The duration of a DDoS attack can vary greatly depending on the type of attack, the size of the botnet, and the target system's capacity to handle the traffic. Some attacks can last just a few minutes, while others can go on for days or even weeks.

A typical DDoS attack can last from several hours to several days. However, some high-profile attacks have lasted for weeks, causing significant disruption to targeted organizations and their customers. The duration of an attack depends on several factors, including the attacker's motivation, the size and complexity of the target system, and the effectiveness of any countermeasures implemented by the target organization.

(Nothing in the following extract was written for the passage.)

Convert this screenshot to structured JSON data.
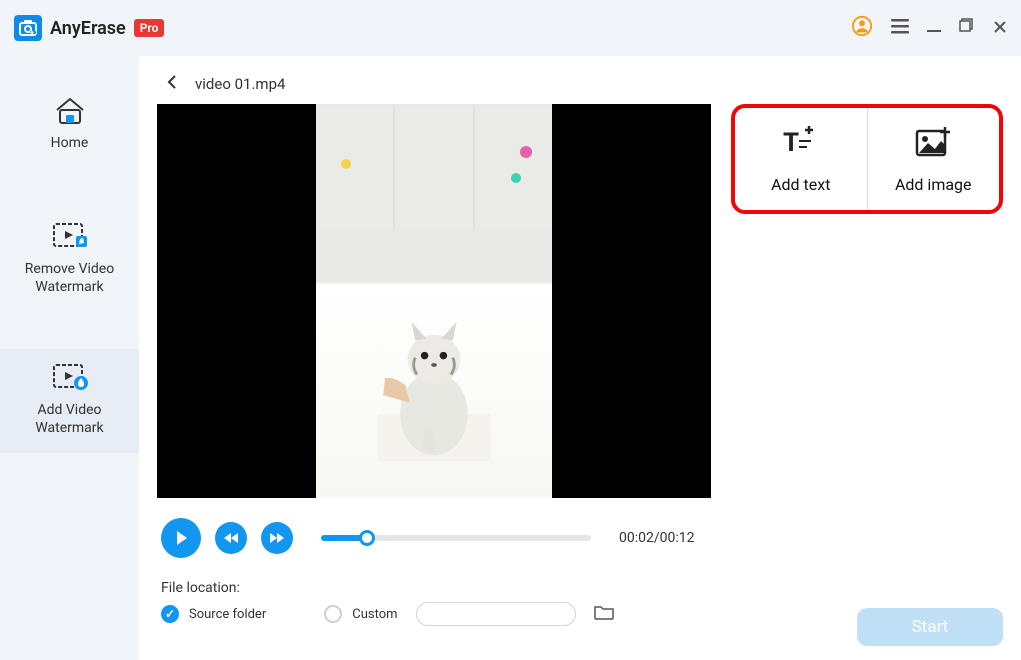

It's worth noting that a DDoS attack can also occur in waves, with attackers targeting a system for a period of time, then pausing before launching another wave of attacks. This can make it difficult for organizations to mitigate the effects of an attack and can extend the overall duration of the attack.

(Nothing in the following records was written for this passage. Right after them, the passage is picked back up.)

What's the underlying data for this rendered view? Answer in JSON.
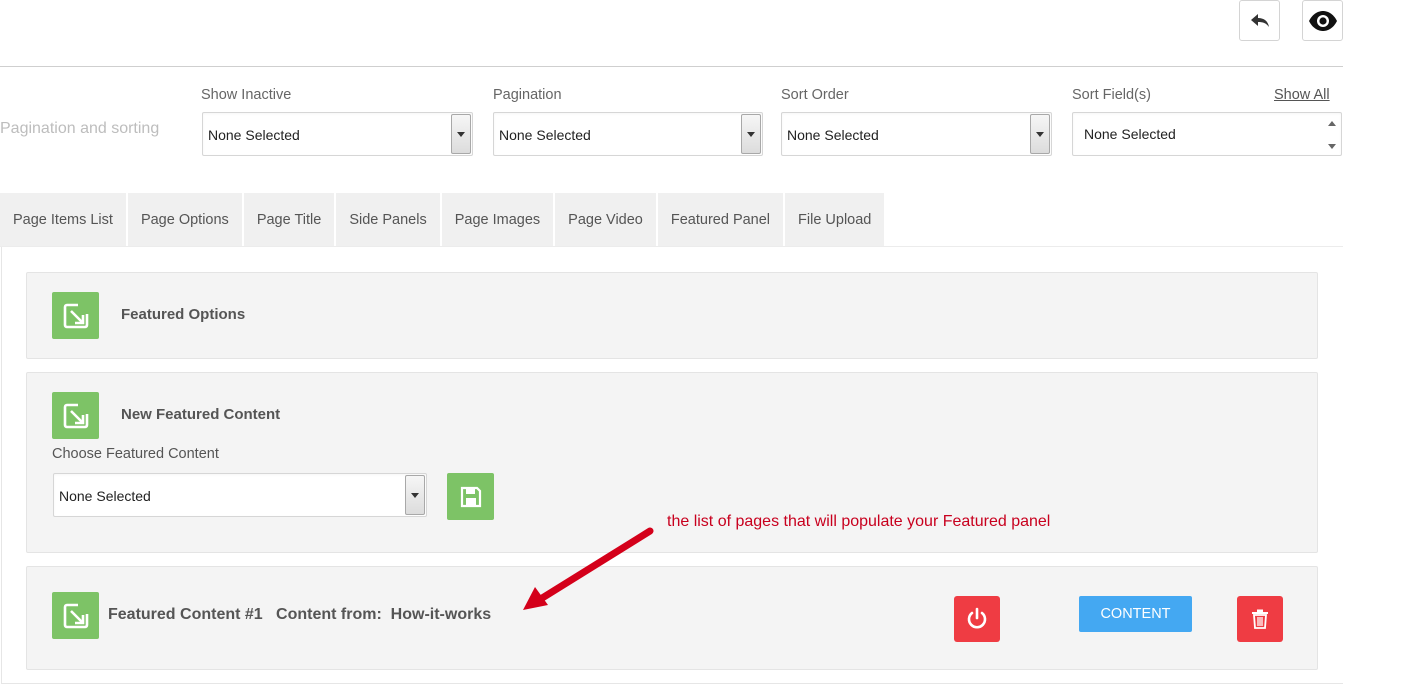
{
  "toolbar": {
    "undo_icon": "undo-arrow-icon",
    "view_icon": "eye-icon"
  },
  "filters": {
    "section_label": "Pagination and sorting",
    "show_inactive": {
      "label": "Show Inactive",
      "value": "None Selected"
    },
    "pagination": {
      "label": "Pagination",
      "value": "None Selected"
    },
    "sort_order": {
      "label": "Sort Order",
      "value": "None Selected"
    },
    "sort_fields": {
      "label": "Sort Field(s)",
      "value": "None Selected"
    },
    "show_all": "Show All"
  },
  "tabs": [
    "Page Items List",
    "Page Options",
    "Page Title",
    "Side Panels",
    "Page Images",
    "Page Video",
    "Featured Panel",
    "File Upload"
  ],
  "panels": {
    "featured_options": {
      "title": "Featured Options"
    },
    "new_featured": {
      "title": "New Featured Content",
      "choose_label": "Choose Featured Content",
      "select_value": "None Selected"
    },
    "featured_item": {
      "title": "Featured Content #1",
      "content_from": "Content from:  How-it-works",
      "content_button": "CONTENT"
    }
  },
  "annotation": {
    "text": "the list of pages that will populate your Featured panel"
  },
  "colors": {
    "green": "#7dc366",
    "red": "#ef3c43",
    "blue": "#44a8f2",
    "annotation": "#c8001e"
  }
}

To minimize the impact of a DDoS attack, it's essential to have a robust incident response plan in place that includes regular testing and updating to ensure it is effective in responding to evolving threats.

How can a DDoS attack be stopped?

Stopping a DDoS attack can be challenging, as the goal of the attacker is to overwhelm the targeted system with traffic, making it difficult for legitimate users to access the system. However, there are some measures that can be taken to mitigate the effects of a DDoS attack and reduce its impact:

  • Increase Bandwidth: One way to prevent a DDoS attack is to increase the bandwidth of the targeted system, which can help absorb the traffic and prevent it from overwhelming the system. This can be achieved by contacting the internet service provider (ISP) and requesting additional bandwidth.
  • Use a CDN: Content delivery networks (CDNs) can help mitigate DDoS attacks by distributing traffic across multiple servers and data centers. By doing so, CDNs can help absorb the traffic and prevent it from reaching the targeted system.
  • Block Malicious Traffic: It is possible to block the traffic from known malicious sources using firewalls and other security measures. This can help prevent the attack traffic from reaching the targeted system and consuming its resources.
  • Use Anti-DDoS Services: Anti-DDoS services, such as cloud-based DDoS protection services, can detect and mitigate DDoS attacks by using advanced filtering techniques and other methods to separate attack traffic from legitimate traffic.
  • Increase Server Capacity: Another way to prevent a DDoS attack is to increase the capacity of the targeted system by adding more servers or upgrading hardware. This can help distribute the traffic and prevent it from overwhelming any single server.

It's important to note that prevention is key when it comes to DDoS attacks, and organizations should implement a multi-layered approach to security that includes regular vulnerability assessments, firewalls, intrusion detection systems, and other measures to prevent and mitigate the effects of DDoS attacks.